The reason for the change was not just, as one could assume, the considerable price discount, but also Russia’s new geopolitical position. After the beginning of the Ukrainian crisis in 2014, Russia’s relationship with the West worsened considerably, and by geopolitical logic, it started to move closer to the East, with China as one of the most logical options. In this new reading, Russia became not just a provider among many, but a potential friend. Consequently, it required concessions on China’s side.

While Russia’s relationship with the West deteriorated, Moscow did not want to break with the West. This had implications for the Chinese approach. Beijing demonstrated little interest in additional gas from Russia, despite Moscow’s proposal to provide additional gas lines. And some Western observers started to assume that Russia/China energy deals were in trouble.

Now though the recent dramatic worsening of Russia’s relationship with the West and Beijing’s similar tensions with Washington have changed Beijing’s approach to Russian gas and speeding up work on the Power of Siberia, which, as Chinese officials implied, has “geopolitical and strategic value.”

Moscow was clearly happy to provide more gas, for a variety of reasons.

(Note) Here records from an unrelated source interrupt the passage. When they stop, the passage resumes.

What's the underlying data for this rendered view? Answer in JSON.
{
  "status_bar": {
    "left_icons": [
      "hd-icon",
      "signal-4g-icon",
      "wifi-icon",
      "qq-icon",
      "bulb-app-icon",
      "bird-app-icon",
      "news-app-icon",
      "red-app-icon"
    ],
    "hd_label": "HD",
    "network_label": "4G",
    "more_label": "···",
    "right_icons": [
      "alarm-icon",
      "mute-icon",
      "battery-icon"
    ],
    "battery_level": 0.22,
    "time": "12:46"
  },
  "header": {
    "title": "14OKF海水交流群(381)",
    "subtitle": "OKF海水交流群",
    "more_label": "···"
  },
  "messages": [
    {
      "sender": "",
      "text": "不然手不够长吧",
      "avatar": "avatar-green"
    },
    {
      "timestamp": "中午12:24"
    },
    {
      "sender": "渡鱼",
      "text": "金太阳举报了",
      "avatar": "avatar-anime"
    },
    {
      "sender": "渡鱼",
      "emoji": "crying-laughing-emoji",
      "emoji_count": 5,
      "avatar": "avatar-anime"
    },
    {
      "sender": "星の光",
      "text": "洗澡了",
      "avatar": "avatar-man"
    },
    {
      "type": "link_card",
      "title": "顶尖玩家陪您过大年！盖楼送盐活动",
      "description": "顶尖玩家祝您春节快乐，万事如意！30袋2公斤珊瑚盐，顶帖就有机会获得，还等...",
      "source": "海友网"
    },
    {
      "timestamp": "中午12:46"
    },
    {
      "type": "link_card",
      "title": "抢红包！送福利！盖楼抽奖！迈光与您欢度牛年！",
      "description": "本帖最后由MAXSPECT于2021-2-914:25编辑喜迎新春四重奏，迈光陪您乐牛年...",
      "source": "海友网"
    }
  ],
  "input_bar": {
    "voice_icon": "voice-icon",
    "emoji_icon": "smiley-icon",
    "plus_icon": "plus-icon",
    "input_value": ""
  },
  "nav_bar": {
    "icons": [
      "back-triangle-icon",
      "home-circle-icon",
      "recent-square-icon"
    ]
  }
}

Nord Stream 2 continued to face strong resistance from Washington and eastern Europe. The second string of TurkStream is also up in the air owing to Ankara’s new shift in foreign policy and attempts to find a common language with Washington. 

It is true that some Russian observers are realistic: they see Russia’s rising sales of gas and other raw materials to China have transformed Russia into a raw materials appendage for China.

But not everyone sees China’s demands as geopolitical favours which could be withdrawn at any moment. One observer, for example, noted that China indeed has a lot of shale gas, but it is expensive to extract compared with deliveries from Russia. 

TASS, Russia’s official information agency, also is convinced that China’s demand for Russia’s gas is also due to China’s true economic interests, and Gazprom assured China that Power of Siberia is almost completed. Gazprom is ready to send gas to China, not just from Siberian fields, but also from its assets in Uzbekistan.

What is the implication of the story? Chinese interest in different sources of natural gas is not purely economic but it is part of a much bigger geopolitical picture. At present, Beijing has no desire to engage in a full-fledged trade war with Washington and is ready to provide the Trump administration with some economic perks which could appear to be a Chinese concession to the “smart” and “tough” Trump.

At the same time, these perks could, in the long run of course, provide inroads into the American economy and finally influence US politics. Still, the trade and other tensions with Washington could well change China’s economy and geopolitical trajectory toward the USA. Beijing has sent a message that Alaskan LNG is not much needed, and China has plenty of other options, Russia being one of them.

Dmitry Shlapentokh